* Provided data:
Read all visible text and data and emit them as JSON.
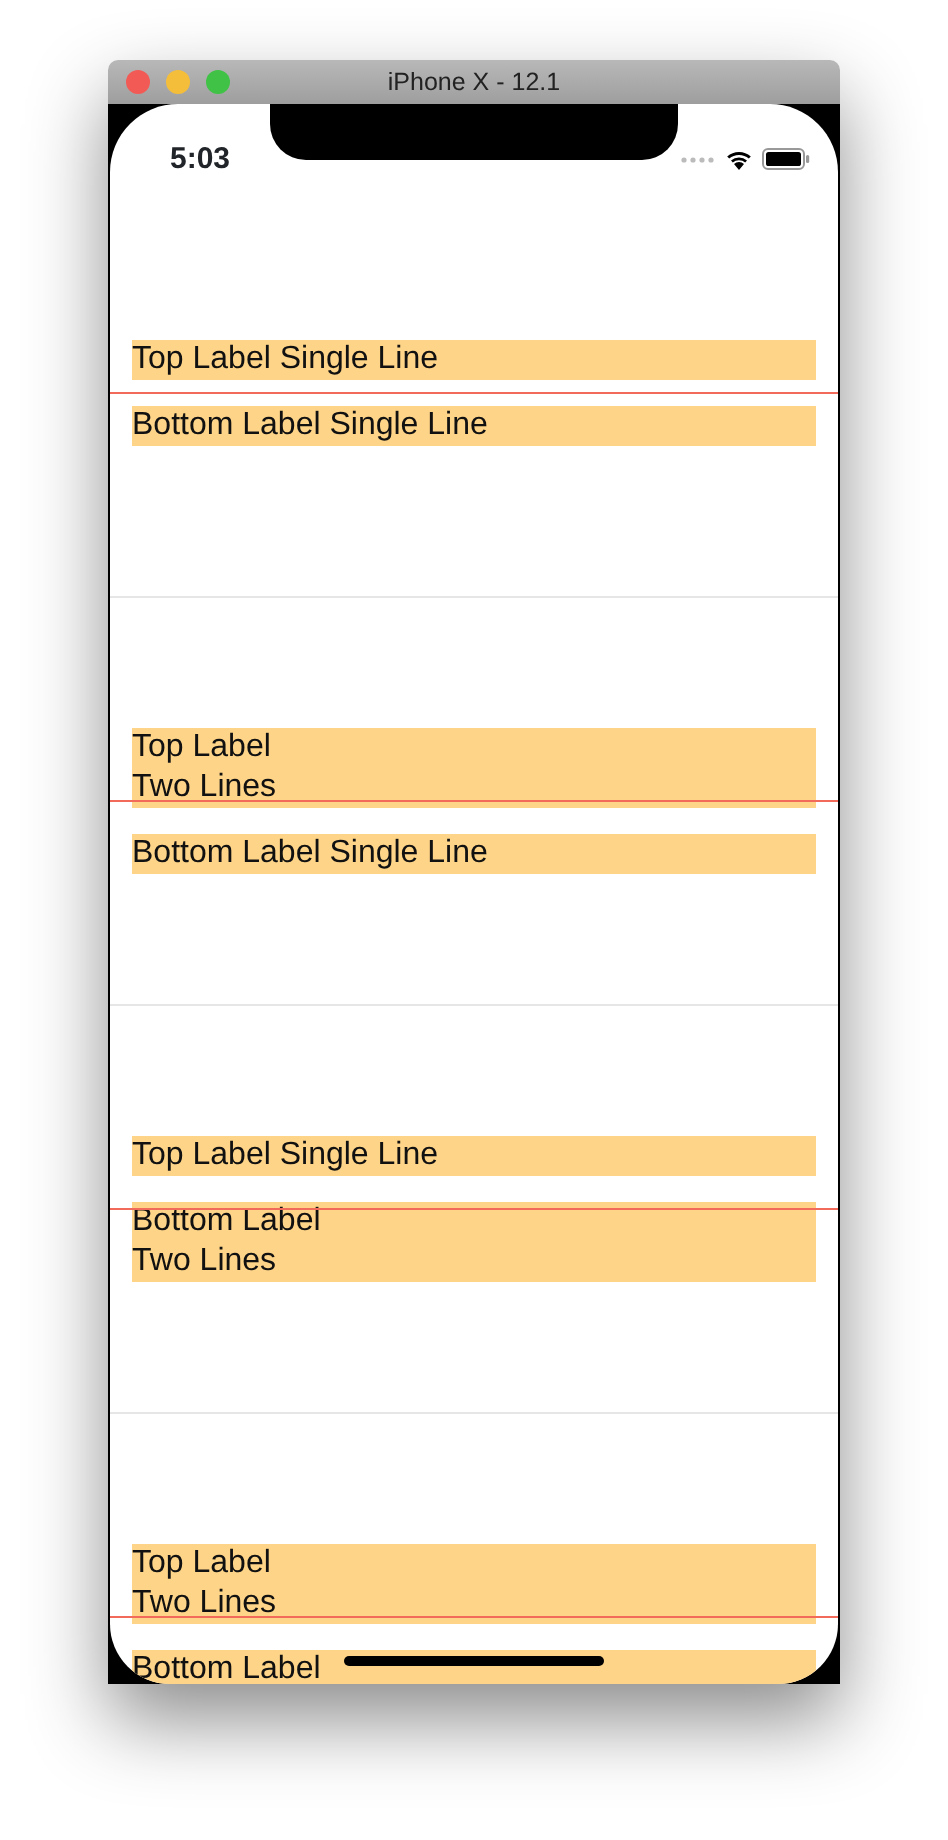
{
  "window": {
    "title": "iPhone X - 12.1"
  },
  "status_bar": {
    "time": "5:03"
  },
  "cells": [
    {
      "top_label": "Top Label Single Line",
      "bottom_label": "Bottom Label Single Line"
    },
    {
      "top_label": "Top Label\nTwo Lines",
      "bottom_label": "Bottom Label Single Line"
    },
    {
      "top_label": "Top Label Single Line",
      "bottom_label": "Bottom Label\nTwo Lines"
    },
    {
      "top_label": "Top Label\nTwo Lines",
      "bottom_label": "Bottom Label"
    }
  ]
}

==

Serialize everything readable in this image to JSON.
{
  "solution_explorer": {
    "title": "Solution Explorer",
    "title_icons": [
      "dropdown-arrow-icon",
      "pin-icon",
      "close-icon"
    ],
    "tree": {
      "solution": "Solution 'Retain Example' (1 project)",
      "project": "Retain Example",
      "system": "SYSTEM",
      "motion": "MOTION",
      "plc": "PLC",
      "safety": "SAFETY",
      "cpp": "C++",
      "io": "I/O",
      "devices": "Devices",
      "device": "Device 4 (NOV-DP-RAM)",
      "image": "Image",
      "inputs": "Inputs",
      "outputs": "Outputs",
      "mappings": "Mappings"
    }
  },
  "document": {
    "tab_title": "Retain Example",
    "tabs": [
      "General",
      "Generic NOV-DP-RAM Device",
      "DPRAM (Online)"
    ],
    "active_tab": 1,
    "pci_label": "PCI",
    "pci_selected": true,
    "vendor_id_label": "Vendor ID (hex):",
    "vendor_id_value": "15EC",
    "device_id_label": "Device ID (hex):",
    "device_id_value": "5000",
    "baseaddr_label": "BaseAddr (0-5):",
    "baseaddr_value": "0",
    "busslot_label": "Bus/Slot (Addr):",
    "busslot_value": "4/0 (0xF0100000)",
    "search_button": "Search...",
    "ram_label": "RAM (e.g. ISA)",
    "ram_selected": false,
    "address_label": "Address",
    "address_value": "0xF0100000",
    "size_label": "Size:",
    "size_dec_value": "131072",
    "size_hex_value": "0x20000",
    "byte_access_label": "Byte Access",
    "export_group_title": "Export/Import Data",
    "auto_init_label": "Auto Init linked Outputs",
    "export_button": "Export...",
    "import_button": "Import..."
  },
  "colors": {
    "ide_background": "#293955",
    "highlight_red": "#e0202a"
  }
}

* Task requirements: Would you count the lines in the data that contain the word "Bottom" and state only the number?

* Solution for this task: 4